The government is running out of cash — it may practically already be dry. It has both pension and salary payments to make at the end of May, and a debt repayment to make to the International Monetary Fund (IMF).
If that payment isn’t made, the Greek state would technically default. In that case, the European Central Bank (EBC) could pull its credit lifeline to the Greek banking system, and Greece might have to begin the process of leaving the euro.
At least, that’s the possible chain of events. Most analysts seem to think that in the end, Greece’s popular attachment to the euro will stop a Grexit (Greek exit from the eurozone) from happening. They’re expecting an 11th hour deal — though the 11th hour seems to be lasting for months.
But Gabriel Sterne of Oxford Economics thinks that Greece’s strong support for the euro won’t be enough to keep it in the bloc.
Sterne is also dismissive of the possibility that there’s be a “Graccident” — an accidental exit in which the Greek government thinks it has longer than it really does before a default, and the event springs up on them:
The Graccident hypothesis is dangerous for Greek asset holders because it implicitly underestimates fundamental differences between the two sides… If Greece exits it will be because the acceptable solutions for each side do not coincide. Each side’s red lines relate to the primary surplus, and by implication debt relief and new lending. And if exit occurs soon, it will partly be because both sides are fed up of can-kicking.
In short, a Greek exit won’t be an accident. Everyone knows the risks and if it was easier than this to reach a compromise, it would have happened already. The institutions Greece gets its bailout loans from want pretty severe austerity measures and reforms that would make a Thatcherite government happy — while the new Greek government is the most left-wing in Europe’s recent history.
But most of the people in Greece seem to want to keep the euro, even if the cost is prolonged further austerity. Polls show that even when a return to the Drachma is compared to staying in the eurozone and accepting another strict set of austerity measures, Greece prefers the euro.
But as Oxford Economics notes, there’s no sign of the Greek public warming to Grexit’s alternative either. Syriza main extremely strong in polls, and New Democracy (the previous centre-right government party) have seen their support collapse, though they have the only policy platform which really guarantees that bailout money.
Sterne lists other reasons to think Greece might exit: Alexis Tsipras seems to be very popular, and he isn’t getting less so as support for his negotiating strategy declines. Any referendum would likely not be phrased as a yes-no question about eurozone membership.
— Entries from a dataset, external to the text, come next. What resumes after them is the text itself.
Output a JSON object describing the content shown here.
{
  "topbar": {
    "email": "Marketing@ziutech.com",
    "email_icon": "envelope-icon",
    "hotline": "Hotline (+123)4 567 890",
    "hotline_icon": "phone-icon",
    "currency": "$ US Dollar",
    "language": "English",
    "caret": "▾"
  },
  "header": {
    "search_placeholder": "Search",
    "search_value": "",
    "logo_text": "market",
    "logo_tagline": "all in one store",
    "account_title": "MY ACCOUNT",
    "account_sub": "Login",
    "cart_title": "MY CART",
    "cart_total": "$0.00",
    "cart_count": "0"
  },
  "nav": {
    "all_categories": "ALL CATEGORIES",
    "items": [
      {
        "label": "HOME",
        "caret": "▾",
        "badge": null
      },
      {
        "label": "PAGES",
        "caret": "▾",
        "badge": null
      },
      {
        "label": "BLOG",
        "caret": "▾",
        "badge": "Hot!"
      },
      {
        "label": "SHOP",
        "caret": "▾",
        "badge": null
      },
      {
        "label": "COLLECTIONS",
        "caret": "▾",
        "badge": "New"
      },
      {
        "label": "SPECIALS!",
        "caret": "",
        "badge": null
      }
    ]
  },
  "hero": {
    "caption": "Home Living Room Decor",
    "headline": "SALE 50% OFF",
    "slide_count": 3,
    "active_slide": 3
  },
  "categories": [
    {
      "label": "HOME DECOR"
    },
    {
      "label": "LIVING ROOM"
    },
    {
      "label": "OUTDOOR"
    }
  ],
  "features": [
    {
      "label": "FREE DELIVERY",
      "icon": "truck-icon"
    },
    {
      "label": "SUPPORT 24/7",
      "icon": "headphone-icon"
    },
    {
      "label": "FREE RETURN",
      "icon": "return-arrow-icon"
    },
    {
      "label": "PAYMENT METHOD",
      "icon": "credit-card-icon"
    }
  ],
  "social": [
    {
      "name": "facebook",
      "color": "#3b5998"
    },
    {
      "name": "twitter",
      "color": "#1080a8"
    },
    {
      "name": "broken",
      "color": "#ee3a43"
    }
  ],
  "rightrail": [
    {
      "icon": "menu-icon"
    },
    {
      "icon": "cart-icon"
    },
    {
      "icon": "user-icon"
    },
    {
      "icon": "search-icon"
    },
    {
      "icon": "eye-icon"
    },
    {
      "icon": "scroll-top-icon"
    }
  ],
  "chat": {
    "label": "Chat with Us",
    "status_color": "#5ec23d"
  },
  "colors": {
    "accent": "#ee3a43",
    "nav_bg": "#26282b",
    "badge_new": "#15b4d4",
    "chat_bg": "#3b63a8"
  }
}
It’s more likely that the question would be whether to accept whatever austere deal the creditors offer, which could boost support for a “no” vote that would eventually cause an exit.
Deutsche Bank is now putting a 70% probability on Greece not paying the International Monetary Fund what it’s due on June 5. That’s split into a 40% probability that no deal is reached at all, and a 30% probability that even with a deal, the government either won’t have the political will or the time to push the necessary reforms through parliament.
Oxford Economics’ judgement is very similar: There’s a 67% chance of a deal being struck, but even if that happens, a 40% chance of it going off the rails and requiring capital controls.
In that event (capital controls), the consultancy sees a 70% chance of a Grexit — once Greece shuts itself off from the rest of Europe, it would be extremely hard to come back again.